Building Rim

Prepare stock 1/2 inch thick, and saw to a length slightly greater than the chord for five segments. Stack and nail three of these pieces together, and lay out one segment, as shown in Fig. 172, as follows: outside diameter to be 12 1/2 inches; width of segment 2 inches; and the chord equaling the diameter multiplied by the sine of half of the included angle, for example, the included angle being 72 degrees, the sine of 36 degrees equals .5877, and 12.5 times .5877 equals 7.35 inches, the length of the chord. Band saw these segments and use the top segment to lay out the other segments, marking them with a pencil. Glue a sheet of paper to the faceplate on the location of the rim of the pattern, and carefully fit and glue five of these segments to the paper, fastening the segments at the same time with two 1-inch finish nails. The heads of these nails should be driven below the surface of the stock. Be sure that the segments are concentric with the center of the faceplate.

As soon as the glue is dry, turn the face and the outer and inner edges of segments true. Locate the partially completed arms on this ring and fasten temporarily with five small nails, Fig. 173. Remove from the lathe, fit and glue the five segments between the ends of the arms, clamping these segments with two hand screws each while the glue is drying. Remove the arms as soon as the segments are glued in place, to prevent them from being glued in. As soon as the glue has set firmly, remove the hand screws and turn the inside edge of these last segments to their proper diameter and form, using a small sheet-metal template of zinc to test the form while turning. This turns the rim between the arms. Glue the arms in place, and also the last layers of rim segments, using the hand screws as before. The upper half of the rim can now be turned, using the template.

Before reversing, glue and nail five blocks of wood to the faceplate between the arms, pressing these firmly against the inner edge of the rim; these will serve to center the pattern afterward. The pattern can now be removed from the faceplate with a thin chisel and mallet. The paper will split and the nails will pull themselves either out of the pattern or the faceplate, and may be removed with a pair of pliers. Refasten the pattern on the faceplate by passing slim wood screws through the arms into the faceplate, or up through the faceplate into the rim. The five blocks glued to the faceplate will keep the work concentric. These screw holes can be filled with glued plugs when finishing the pattern.

Shaping Spokes

Trimming the arms to an elliptical form, as shown in the cross-section at Figs. 174 and 175, can be carried on while waiting for the glue in the rim to dry.

Construction Lines for Section of Arm of Pulley.

Fig. 174. Construction Lines for Section of Arm of Pulley.

Final Form of Arm between Rim and Hub.

Fig. 175. Final Form of Arm between Rim and Hub.

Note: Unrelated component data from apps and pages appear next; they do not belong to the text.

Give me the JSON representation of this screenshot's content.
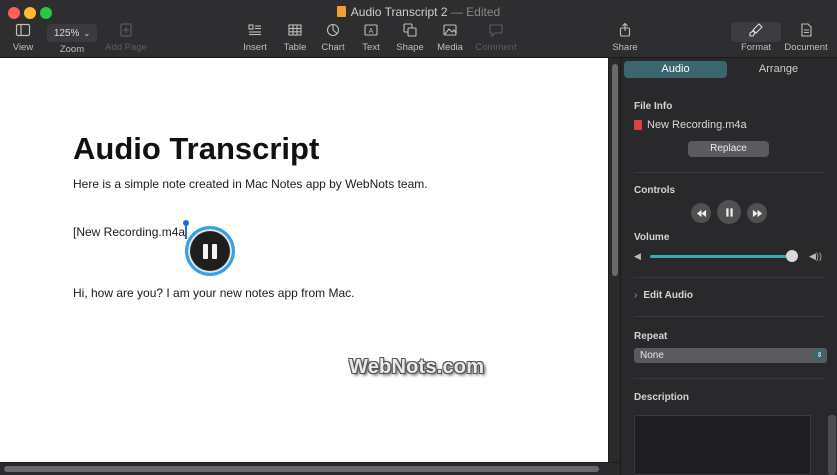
{
  "window": {
    "title": "Audio Transcript 2",
    "title_separator": " — ",
    "status": "Edited"
  },
  "toolbar": {
    "view": "View",
    "zoom_value": "125%",
    "zoom": "Zoom",
    "add_page": "Add Page",
    "insert": "Insert",
    "table": "Table",
    "chart": "Chart",
    "text": "Text",
    "shape": "Shape",
    "media": "Media",
    "comment": "Comment",
    "share": "Share",
    "format": "Format",
    "document": "Document"
  },
  "document": {
    "heading": "Audio Transcript",
    "line1": "Here is a simple note created in Mac Notes app by WebNots team.",
    "recording_label": "[New Recording.m4a",
    "line2": "Hi, how are you? I am your new notes app from Mac.",
    "watermark": "WebNots.com"
  },
  "inspector": {
    "tabs": [
      "Audio",
      "Arrange"
    ],
    "file_info_label": "File Info",
    "file_name": "New Recording.m4a",
    "replace_button": "Replace",
    "controls_label": "Controls",
    "volume_label": "Volume",
    "volume_level": 0.98,
    "edit_audio_label": "Edit Audio",
    "repeat_label": "Repeat",
    "repeat_value": "None",
    "description_label": "Description"
  },
  "colors": {
    "accent": "#3b6670",
    "play_ring": "#2fa4e7",
    "volume_track": "#3da6b5"
  }
}
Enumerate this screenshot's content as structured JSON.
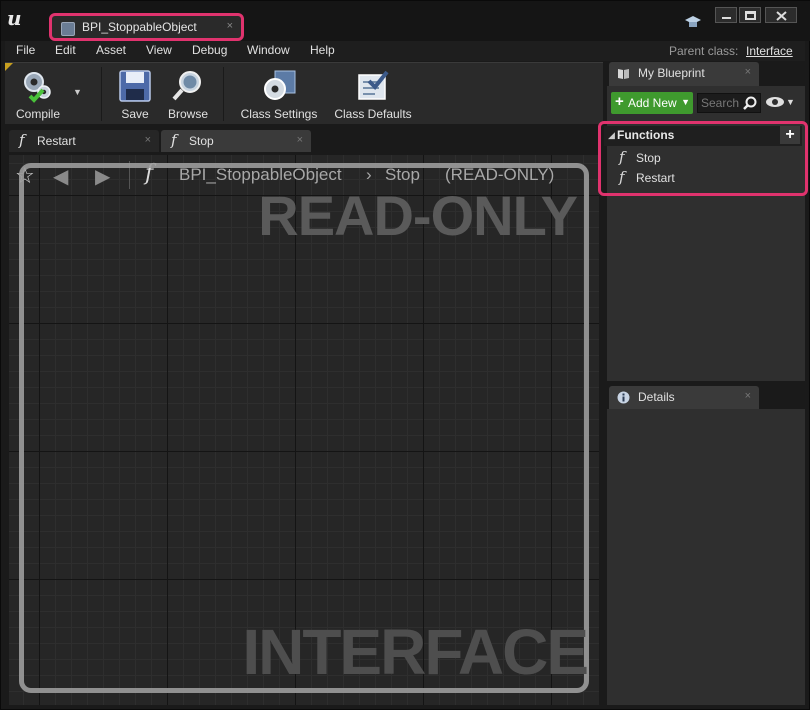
{
  "window": {
    "doc_tab_title": "BPI_StoppableObject",
    "doc_tab_close": "×"
  },
  "menu": {
    "items": [
      "File",
      "Edit",
      "Asset",
      "View",
      "Debug",
      "Window",
      "Help"
    ],
    "parent_class_label": "Parent class:",
    "parent_class_value": "Interface"
  },
  "toolbar": {
    "compile_label": "Compile",
    "save_label": "Save",
    "browse_label": "Browse",
    "class_settings_label": "Class Settings",
    "class_defaults_label": "Class Defaults"
  },
  "graph_tabs": [
    {
      "label": "Restart",
      "close": "×"
    },
    {
      "label": "Stop",
      "close": "×"
    }
  ],
  "graph": {
    "breadcrumb_interface": "BPI_StoppableObject",
    "breadcrumb_sep": "›",
    "breadcrumb_function": "Stop",
    "breadcrumb_status": "(READ-ONLY)",
    "watermark_top": "READ-ONLY",
    "watermark_bottom": "INTERFACE"
  },
  "my_blueprint": {
    "tab_label": "My Blueprint",
    "tab_close": "×",
    "add_new_label": "Add New",
    "search_placeholder": "Search",
    "functions_header": "Functions",
    "functions": [
      "Stop",
      "Restart"
    ]
  },
  "details": {
    "tab_label": "Details",
    "tab_close": "×"
  },
  "colors": {
    "highlight": "#e0336e",
    "add_new_green": "#3f9a2e",
    "panel_bg": "#2f2f2f",
    "graph_bg": "#262626"
  },
  "icons": {
    "engine_logo": "unreal-logo-icon",
    "doc_tab": "blueprint-interface-icon",
    "compile": "compile-gears-icon",
    "save": "floppy-disk-icon",
    "browse": "magnifier-icon",
    "class_settings": "gear-settings-icon",
    "class_defaults": "checklist-icon",
    "function": "function-f-icon",
    "bookmark": "star-icon",
    "back": "arrow-left-icon",
    "forward": "arrow-right-icon",
    "visibility": "eye-icon",
    "details": "info-icon"
  }
}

The finished shape of the arm, at any point in its length, is found by drawing a cross-section of the arm at that point, as in Fig. 174. Divide the cross-section equally by the line A B; measure out 1/16 inch, as at ad and cf, and with dividers adjusted so as to be tangent to the sides of the cross-section of the arm, and to pass through a d and cf, draw the curves abc and def. After working off the sides of the arms to these curves, the angles at a, c, d, and f are carefully rounded with sandpaper, care being taken not to lessen the width of the arm at any point. The result will be as shown in Fig. 175, which gives a strong firm edge to the arm, and one which will not break or splinter off while being rammed up in the sand.

Forming Hubs

The hubs are to be turned from solid stock and with a draft or taper of | inch in 12 inches, and must have a curve of 1-inch radius at the base where they unite with the arms. If the hubs and the diameter of the cored hole are not liable to be changed, the nowel hub should be fastened firmly to the arms, and should be chucked into the arms, as shown in Fig. 176. This produces a fillet between hub and arms which is not liable to become loose. The fillets on both nowel and cope hubs should be turned on, and the cope hub should be made loose so that it will lift with the cope mold. If the pattern is to be completed as cheaply as possible, the hubs can be turned with a short 1-inch dowel, and fitted to a 1-inch hole at the center of the arms. In this case the fillet can be left off the cope hub, as a fillet this way is very fragile and easily broken. The molder will form the fillet in the green-sand mold. If the hubs are to be let into the arms, the recess in the arms can be chucked at the same time the rim is turned.

After gluing on the nubs, smooth off all connected parts of rim, arms, and hub, and finish with three coats of shellac, sandpapering smooth between each coat as already described for other patterns.